An additional limitation of the current study is that only three sessions per client were coded; thus, important but sporadic present-focused work easily could have been overlooked. In other words, a focus on the therapy relationship could occur in a small number of sessions, and have a major impact, rather than continuously across many sessions. Furthermore, the current study did not code sessions from clients who prematurely terminated treatment; these clients may have evoked present-focused work at higher frequencies. Research by Kanter et al. (2005), however, exhaustively coded every session of every client in the comparison of CT to FECT (Kohlenberg et al., 2002) and found rates of present-focused work in the CT condition to be very similar to those presented here. A further limitation of the study is that a highly inclusive definition of present-focus was used, including basic therapeutic techniques, such as agenda setting, thus diluting the potential impact of more powerful present-focused techniques that were also coded. This highly inclusive definition may have played a role in the lack of findings of a significant relationship between present-focused responses and remission.

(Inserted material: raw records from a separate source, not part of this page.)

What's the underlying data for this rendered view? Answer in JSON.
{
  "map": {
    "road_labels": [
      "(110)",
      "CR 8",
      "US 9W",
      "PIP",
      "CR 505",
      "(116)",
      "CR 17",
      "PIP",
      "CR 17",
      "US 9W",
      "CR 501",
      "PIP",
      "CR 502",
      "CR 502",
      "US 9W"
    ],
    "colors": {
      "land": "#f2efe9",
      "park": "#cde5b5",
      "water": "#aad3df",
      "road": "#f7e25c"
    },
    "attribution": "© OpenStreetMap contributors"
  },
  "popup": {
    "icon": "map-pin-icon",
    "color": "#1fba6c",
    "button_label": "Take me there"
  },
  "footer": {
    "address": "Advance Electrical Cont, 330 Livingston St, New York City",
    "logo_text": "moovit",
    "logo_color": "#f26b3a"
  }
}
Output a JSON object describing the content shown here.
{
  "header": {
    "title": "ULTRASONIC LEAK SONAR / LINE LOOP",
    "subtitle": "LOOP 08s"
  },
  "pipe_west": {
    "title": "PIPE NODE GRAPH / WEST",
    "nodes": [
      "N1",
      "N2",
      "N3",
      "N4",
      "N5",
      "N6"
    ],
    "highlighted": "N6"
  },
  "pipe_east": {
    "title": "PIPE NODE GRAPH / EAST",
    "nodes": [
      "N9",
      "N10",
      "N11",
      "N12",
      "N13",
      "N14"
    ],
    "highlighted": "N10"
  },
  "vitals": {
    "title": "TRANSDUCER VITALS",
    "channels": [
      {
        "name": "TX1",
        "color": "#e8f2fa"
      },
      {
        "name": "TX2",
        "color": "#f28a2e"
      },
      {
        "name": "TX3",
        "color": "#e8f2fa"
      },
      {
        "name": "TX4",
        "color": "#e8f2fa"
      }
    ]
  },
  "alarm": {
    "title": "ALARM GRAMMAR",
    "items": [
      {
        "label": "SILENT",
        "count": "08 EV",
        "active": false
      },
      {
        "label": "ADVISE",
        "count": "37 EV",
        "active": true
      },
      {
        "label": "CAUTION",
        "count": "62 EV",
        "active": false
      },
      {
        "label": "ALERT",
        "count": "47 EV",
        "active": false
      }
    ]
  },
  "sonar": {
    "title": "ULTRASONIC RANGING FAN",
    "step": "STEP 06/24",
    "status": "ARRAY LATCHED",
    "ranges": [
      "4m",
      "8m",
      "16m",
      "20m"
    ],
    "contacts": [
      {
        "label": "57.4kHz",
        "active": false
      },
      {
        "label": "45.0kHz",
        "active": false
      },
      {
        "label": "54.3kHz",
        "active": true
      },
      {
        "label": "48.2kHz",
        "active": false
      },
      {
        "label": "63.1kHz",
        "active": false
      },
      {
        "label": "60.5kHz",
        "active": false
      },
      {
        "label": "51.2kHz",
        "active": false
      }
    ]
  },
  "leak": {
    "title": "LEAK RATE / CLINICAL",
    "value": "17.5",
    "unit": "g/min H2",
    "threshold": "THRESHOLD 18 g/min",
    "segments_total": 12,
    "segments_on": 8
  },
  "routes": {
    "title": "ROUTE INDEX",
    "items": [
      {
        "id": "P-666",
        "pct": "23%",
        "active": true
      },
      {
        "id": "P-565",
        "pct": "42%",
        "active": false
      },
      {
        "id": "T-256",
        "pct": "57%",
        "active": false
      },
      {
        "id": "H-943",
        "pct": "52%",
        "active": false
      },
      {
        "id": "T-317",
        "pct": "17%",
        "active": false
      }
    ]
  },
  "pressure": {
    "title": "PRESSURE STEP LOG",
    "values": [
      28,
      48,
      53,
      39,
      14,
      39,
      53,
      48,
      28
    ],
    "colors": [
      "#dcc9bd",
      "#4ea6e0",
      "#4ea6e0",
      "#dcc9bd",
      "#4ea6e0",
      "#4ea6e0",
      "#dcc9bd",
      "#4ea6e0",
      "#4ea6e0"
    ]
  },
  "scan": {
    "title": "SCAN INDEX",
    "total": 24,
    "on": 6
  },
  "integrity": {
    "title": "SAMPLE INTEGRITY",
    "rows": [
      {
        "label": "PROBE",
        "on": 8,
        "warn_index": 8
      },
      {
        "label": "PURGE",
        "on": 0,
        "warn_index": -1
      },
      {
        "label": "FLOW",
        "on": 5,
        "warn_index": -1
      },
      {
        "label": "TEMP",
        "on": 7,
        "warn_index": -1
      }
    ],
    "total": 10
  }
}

The current study adds additional support to previous research (Castonguay et al., 1995; Goldfried et al., 1997; Goldfried et al., 1998; Kanter et al., 2005) that suggests that research CBT therapists only rarely engage in present-focused work. While this conclusion is becoming increasingly clear, it is by no means a criticism of research therapists who are trying to adhere to treatment manuals that do not emphasize present-focused work. However, given the increasing number of variants of CBT that emphasize the therapy relationship as an active mechanism, and compelling albeit still preliminary data that such a focus may be beneficial (Kanter et al., 2005; Muran, Safran, Samstag, & Winston, 2005; Vocisano et al., 2004), it does suggest a window of opportunity for potentially increasing the effectiveness of CBT, especially for clients for whom traditional CBT has failed.